Regardless, we know we'll be out of here by June, so the question at that point is whether we should rent elsewhere or purchase a house.

The argument for purchasing is that we're committed to living in this town: we're not going anywhere. It's likely that a mortgage would be equivalent to (or possibly even less than) what we'd be paying in rent. The problem is that the housing market here is limited, expensive, and exceedingly competitive. The average price of a single family home is around $400K, and many folks offer to pay in cash to sweeten their bids (that is so far outside the realm of my own experience and abilities that I can't really wrap my mind around it). Our credit scores are excellent, our income is solid, and we're eligible for a VA loan, but we don't have a lot of money for a down payment. If we do decide to buy, we're likely looking at months of searching, multiple offers, and multiple rejections.
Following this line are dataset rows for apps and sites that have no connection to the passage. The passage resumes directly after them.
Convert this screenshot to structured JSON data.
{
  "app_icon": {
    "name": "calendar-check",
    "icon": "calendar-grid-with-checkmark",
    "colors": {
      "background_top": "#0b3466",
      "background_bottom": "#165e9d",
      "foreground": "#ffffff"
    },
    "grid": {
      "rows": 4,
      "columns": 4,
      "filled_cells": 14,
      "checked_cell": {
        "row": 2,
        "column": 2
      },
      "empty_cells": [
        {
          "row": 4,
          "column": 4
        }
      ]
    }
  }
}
The whole thing sounds like a complete circus, and not in a good way. Part of me is so annoyed with the current housing market that I don't want to deal with it at all.

If we opt to rent again, we'll definitely be looking at townhouses or single-family homes. No more shared walls on all sides for us. Rent for such properties is expensive, and for what we need, it's likely to exceed a mortgage payment. There's no doubt that rent would increase on a yearly basis. On the other hand, we won't have to deal with maintaining or fixing up a new home, and we can find something that comes with all necessary appliances. 

Sometimes I wish we weren't so invested in such an expensive community, but here we are. We love our town. These are the choices.

If you have advice for us, I'd love to hear from you. Have you ever been in a similar situation? What was your course of action?

Here's What Our Financial Recalibration Looks Like

One thing we've realized over the past 10 months is that budgets and debt repayment plans require periodic recalibration. Emergencies ha...